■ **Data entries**

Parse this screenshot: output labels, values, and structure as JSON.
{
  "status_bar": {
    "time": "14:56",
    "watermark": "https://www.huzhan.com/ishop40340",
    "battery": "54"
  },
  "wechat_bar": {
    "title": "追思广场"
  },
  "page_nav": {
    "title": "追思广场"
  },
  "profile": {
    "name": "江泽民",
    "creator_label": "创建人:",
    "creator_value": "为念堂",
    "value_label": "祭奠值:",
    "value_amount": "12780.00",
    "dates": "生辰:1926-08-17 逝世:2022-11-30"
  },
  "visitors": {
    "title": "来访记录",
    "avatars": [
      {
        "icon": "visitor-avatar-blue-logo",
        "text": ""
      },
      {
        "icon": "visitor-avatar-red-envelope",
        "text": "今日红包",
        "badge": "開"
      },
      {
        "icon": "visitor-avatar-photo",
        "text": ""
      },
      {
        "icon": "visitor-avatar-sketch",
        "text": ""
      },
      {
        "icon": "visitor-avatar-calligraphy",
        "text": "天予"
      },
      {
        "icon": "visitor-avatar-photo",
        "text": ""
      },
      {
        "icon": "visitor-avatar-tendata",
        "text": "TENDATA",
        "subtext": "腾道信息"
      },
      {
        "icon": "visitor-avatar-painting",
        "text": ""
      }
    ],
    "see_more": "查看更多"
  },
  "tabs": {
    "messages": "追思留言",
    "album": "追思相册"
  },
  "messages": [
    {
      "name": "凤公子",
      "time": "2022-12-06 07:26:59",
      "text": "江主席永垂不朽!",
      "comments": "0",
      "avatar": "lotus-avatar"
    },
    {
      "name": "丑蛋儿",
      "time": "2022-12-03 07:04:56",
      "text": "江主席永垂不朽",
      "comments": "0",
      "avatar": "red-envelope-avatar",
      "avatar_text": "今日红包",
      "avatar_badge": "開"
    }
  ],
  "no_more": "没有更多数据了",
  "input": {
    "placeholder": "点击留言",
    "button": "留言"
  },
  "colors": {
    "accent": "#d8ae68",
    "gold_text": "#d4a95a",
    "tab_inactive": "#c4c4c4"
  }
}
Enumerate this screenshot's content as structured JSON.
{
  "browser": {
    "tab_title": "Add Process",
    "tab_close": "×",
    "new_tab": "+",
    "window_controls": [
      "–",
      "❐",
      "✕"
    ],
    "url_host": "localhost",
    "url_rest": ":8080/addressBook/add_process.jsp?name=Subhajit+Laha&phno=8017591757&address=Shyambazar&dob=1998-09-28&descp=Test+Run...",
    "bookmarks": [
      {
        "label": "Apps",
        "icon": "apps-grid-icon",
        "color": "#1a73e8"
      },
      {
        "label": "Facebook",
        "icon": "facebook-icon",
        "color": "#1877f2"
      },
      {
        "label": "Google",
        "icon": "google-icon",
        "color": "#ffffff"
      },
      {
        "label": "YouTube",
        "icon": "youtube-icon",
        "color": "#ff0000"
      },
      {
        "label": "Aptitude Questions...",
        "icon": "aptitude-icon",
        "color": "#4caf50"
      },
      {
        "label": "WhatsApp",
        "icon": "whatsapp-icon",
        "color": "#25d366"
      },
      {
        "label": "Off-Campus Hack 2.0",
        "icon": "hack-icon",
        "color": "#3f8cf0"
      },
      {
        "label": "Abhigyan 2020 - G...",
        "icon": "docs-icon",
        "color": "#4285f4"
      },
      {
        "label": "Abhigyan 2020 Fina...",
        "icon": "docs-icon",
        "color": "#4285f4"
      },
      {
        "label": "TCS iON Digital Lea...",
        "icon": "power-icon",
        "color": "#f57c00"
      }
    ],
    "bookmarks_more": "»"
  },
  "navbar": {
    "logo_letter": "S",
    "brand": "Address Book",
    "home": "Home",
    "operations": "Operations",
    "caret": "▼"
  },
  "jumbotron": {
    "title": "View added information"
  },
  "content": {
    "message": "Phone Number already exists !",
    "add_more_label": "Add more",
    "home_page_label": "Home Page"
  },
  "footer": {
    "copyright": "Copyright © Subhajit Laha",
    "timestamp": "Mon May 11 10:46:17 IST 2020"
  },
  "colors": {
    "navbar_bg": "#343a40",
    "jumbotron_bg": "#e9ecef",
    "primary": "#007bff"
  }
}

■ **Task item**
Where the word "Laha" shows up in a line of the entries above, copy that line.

■ **Finished exercise**
    "url_rest": ":8080/addressBook/add_process.jsp?name=Subhajit+Laha&phno=8017591757&address=Shyambazar&dob=1998-09-28&descp=Test+Run...",
    "copyright": "Copyright © Subhajit Laha",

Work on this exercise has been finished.